How War Park is balanced
In free-to-play models, it is often challenging to maintain game balance. Reed explained:
“A lot of us come from the free-to-play mobile space. And that’s a huge design consideration of free-to-play because if you create a competitive experience, and then you make it so that someone can pay to win, you’re going to ruin the experience.”
Therefore, War Park players cannot just invest money and become the top champions. Instead, war Park players can only purchase and own things that assist with their economic and player progression, Reed said.
Players earn activity points paid out at the end of each day — the higher the activity points, the higher the payout. In addition, certain tanks that are rarer and have higher abilities help players earn more points.
War Park also has a battle rating system that ensures that all players are matched with players of the same experience level, ensuring the game remains balanced. Even the world maps are balanced, containing only 20 bases belonging to players of the same level.
Blockchain and game ownership
War Park has partnered with Openloot, a Web3 game launching platform with an NFT marketplace on Ethereum. Openloot reduces the barrier to entry by cutting down the tedious process of loading crypto into a wallet, buying NFTs from an external marketplace, and porting them into a game. Openloot users can start playing and trading NFTs from the same platform.
War Park has three types of NFTs: base or land NFTs, building NFTs, and blueprint NFTs. First, users can purchase the base NFTs to own land and expand their base. Then, players place the building NFTs inside the base, each of which serves different purposes like research or tank building.
Since tanks and gears can degrade or get blown up over time, they have a foundational blueprint for NFT. These blueprints can be used to recreate the tanks and equipment they represent at any time.
It is important to note that players can start enjoying War Park for free since the resources and assets to start are freely available. Players can also earn enough in-game points to purchase NFTs, Reed said, allowing users to own a piece of the game without investing money. He added that this could also help players get acquainted and curious about cryptocurrencies and NFTs.

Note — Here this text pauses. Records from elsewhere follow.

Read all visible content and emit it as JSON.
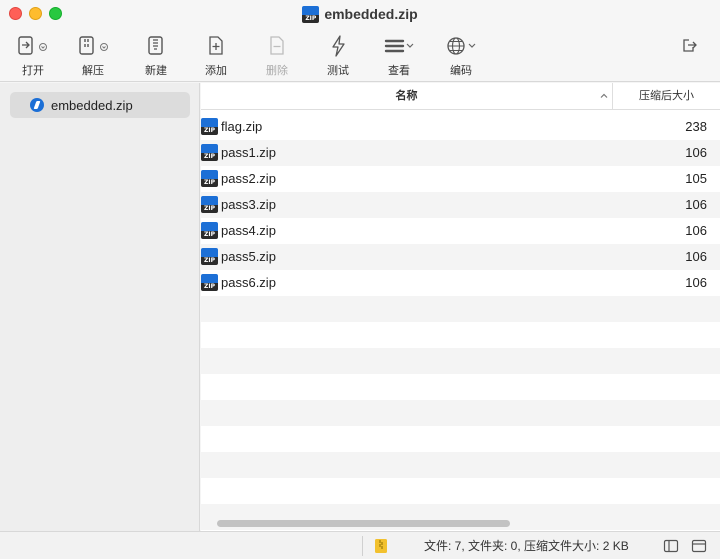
{
  "window": {
    "title": "embedded.zip"
  },
  "toolbar": {
    "open": "打开",
    "extract": "解压",
    "new": "新建",
    "add": "添加",
    "delete": "删除",
    "test": "测试",
    "view": "查看",
    "encoding": "编码"
  },
  "sidebar": {
    "items": [
      {
        "label": "embedded.zip"
      }
    ]
  },
  "list": {
    "columns": {
      "name": "名称",
      "size": "压缩后大小"
    },
    "rows": [
      {
        "name": "flag.zip",
        "size": "238"
      },
      {
        "name": "pass1.zip",
        "size": "106"
      },
      {
        "name": "pass2.zip",
        "size": "105"
      },
      {
        "name": "pass3.zip",
        "size": "106"
      },
      {
        "name": "pass4.zip",
        "size": "106"
      },
      {
        "name": "pass5.zip",
        "size": "106"
      },
      {
        "name": "pass6.zip",
        "size": "106"
      }
    ]
  },
  "status": {
    "text": "文件: 7, 文件夹: 0, 压缩文件大小: 2 KB"
  },
  "icons": {
    "zip_badge": "ZIP",
    "accent": "#1c6fd6"
  }
}
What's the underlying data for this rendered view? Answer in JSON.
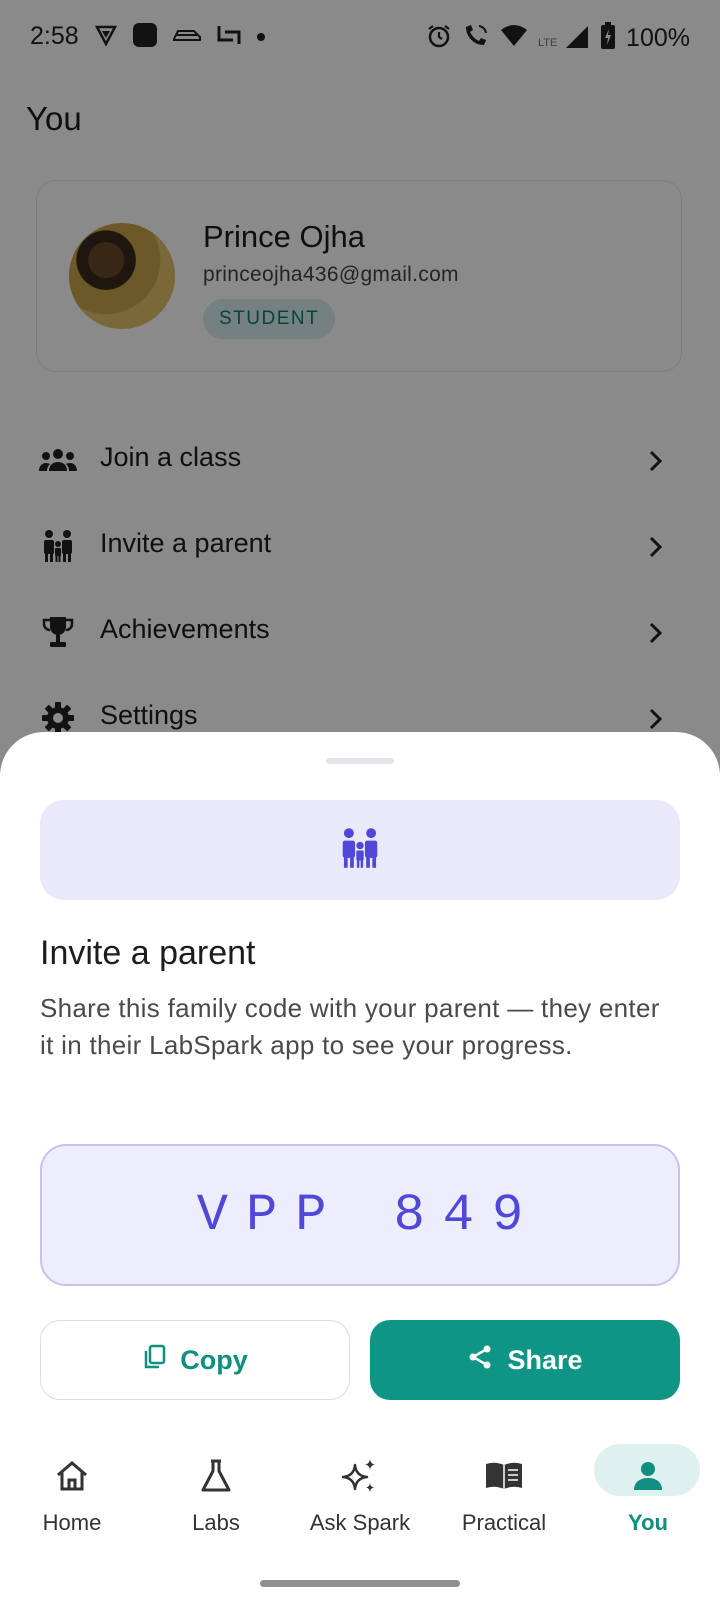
{
  "status_bar": {
    "time": "2:58",
    "battery": "100%",
    "network": "LTE",
    "left_icons": [
      "vpn-icon",
      "app-icon",
      "car-icon",
      "screenshot-icon",
      "dot-icon"
    ],
    "right_icons": [
      "alarm-icon",
      "wifi-calling-icon",
      "wifi-icon",
      "lte-signal-icon",
      "battery-icon"
    ]
  },
  "page": {
    "title": "You"
  },
  "profile": {
    "name": "Prince Ojha",
    "email": "princeojha436@gmail.com",
    "role": "STUDENT"
  },
  "menu": {
    "items": [
      {
        "label": "Join a class",
        "icon": "groups-icon"
      },
      {
        "label": "Invite a parent",
        "icon": "family-icon"
      },
      {
        "label": "Achievements",
        "icon": "trophy-icon"
      },
      {
        "label": "Settings",
        "icon": "gear-icon"
      }
    ]
  },
  "sheet": {
    "icon": "family-icon",
    "title": "Invite a parent",
    "description": "Share this family code with your parent — they enter it in their LabSpark app to see your progress.",
    "code": "VPP 849",
    "copy_label": "Copy",
    "share_label": "Share"
  },
  "bottom_nav": {
    "items": [
      {
        "label": "Home",
        "icon": "home-icon"
      },
      {
        "label": "Labs",
        "icon": "flask-icon"
      },
      {
        "label": "Ask Spark",
        "icon": "sparkle-icon"
      },
      {
        "label": "Practical",
        "icon": "book-icon"
      },
      {
        "label": "You",
        "icon": "person-icon"
      }
    ],
    "active": "You"
  },
  "colors": {
    "accent_teal": "#0e9585",
    "accent_indigo": "#4f48d8",
    "hero_bg": "#eae9fb",
    "scrim": "rgba(0,0,0,0.46)"
  }
}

“One of our big philosophies when we designed this game is building the game for everyone. And we think that having a free-to-play experience on Web3 should be for everyone.
So creating an on-ramp into the experience that doesn’t require any asset ownership or currencies or anything like that but at the same time creating opportunities to have deep and meaningful ownership in the game [is important].”
For crypto critics, “who might be a little reserved around web3 or crypto gaming in general,” War Park can demonstrate that there are smaller opportunities to own assets and participate in the game,” Reed added.
By making it easier to participate in NFT games, War Park could also open an avenue for Web3 adoption.